This research investigated the relationship between host plant (i.e,, grapevine) nitrogen status and population dynamics of the variegated leafhopper (VLH) in a commercia1 vineyard for three years. During each year, replicated fieli plots received the following treatments: 1) control (no fertilizer added), .’) 75 lbs. N / acre (synthetic ammonium nitrate), 3) 150 lbs. N / acre (synthetic ammonium nitrate), and 4) two tons of compost / acre ( = 38 lbs. N / acre). The response of VLH to these treatments was investigated by monitoring nymph densities and conducting oviposition (egg-laying) and nymphal development rate tests. During all three years, VLH nymph populations reached a seasonal peak during the first generation. Nymph densities during the second and third generations were especially low in 1989 and 1990, and reached a moderate level during the second generation of 1991. Oviposition tests conducted in July 1989 and June 1990 demonstrated greater VLH egg-laying in the synthetic fertilizer plots. However, oviposistion during the July 1991 test was greatest in the compost plots. No significant differences in VLH nymphal development rates were observed among treatments.
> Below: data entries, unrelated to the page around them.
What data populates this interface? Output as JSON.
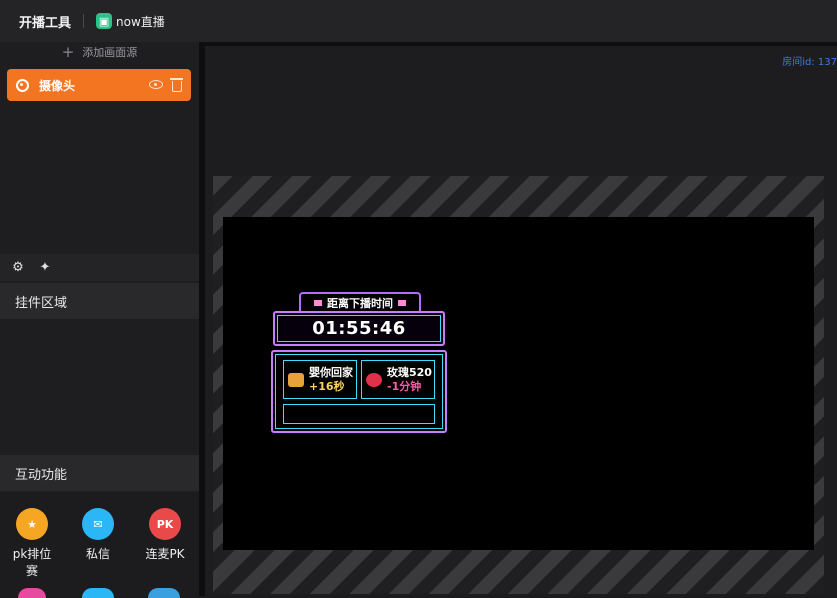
{
  "topbar": {
    "title": "开播工具",
    "brand": "now直播",
    "brand_logo_icon": "now-logo-icon"
  },
  "sidebar": {
    "add_source_label": "添加画面源",
    "source_item": {
      "label": "摄像头",
      "color": "#f47521"
    },
    "widget_area_label": "挂件区域",
    "interact_label": "互动功能",
    "features": [
      {
        "label": "pk排位赛",
        "icon": "trophy-icon",
        "color": "#f5a623"
      },
      {
        "label": "私信",
        "icon": "mail-icon",
        "color": "#2bb7f5"
      },
      {
        "label": "连麦PK",
        "icon": "pk-icon",
        "color": "#e84a4a"
      }
    ]
  },
  "preview": {
    "room_id": "房间id: 137",
    "widget": {
      "tab_title": "距离下播时间",
      "timer": "01:55:46",
      "gift_left": {
        "title": "婴你回家",
        "value": "+16秒",
        "value_color": "#ffd45a"
      },
      "gift_right": {
        "title": "玫瑰520",
        "value": "-1分钟",
        "value_color": "#ff5aa7"
      }
    }
  }
}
/wp-content/uploads/2017/09/AFV-Header-Logo.png 0 0 AVF /wp-content/uploads/2017/09/AFV-Header-Logo.png AVF1991-11-17 07:49:092017-11-17 07:49:54Minimizing Fertilizer Inputs for Variegated Leafhopper Management in Grapes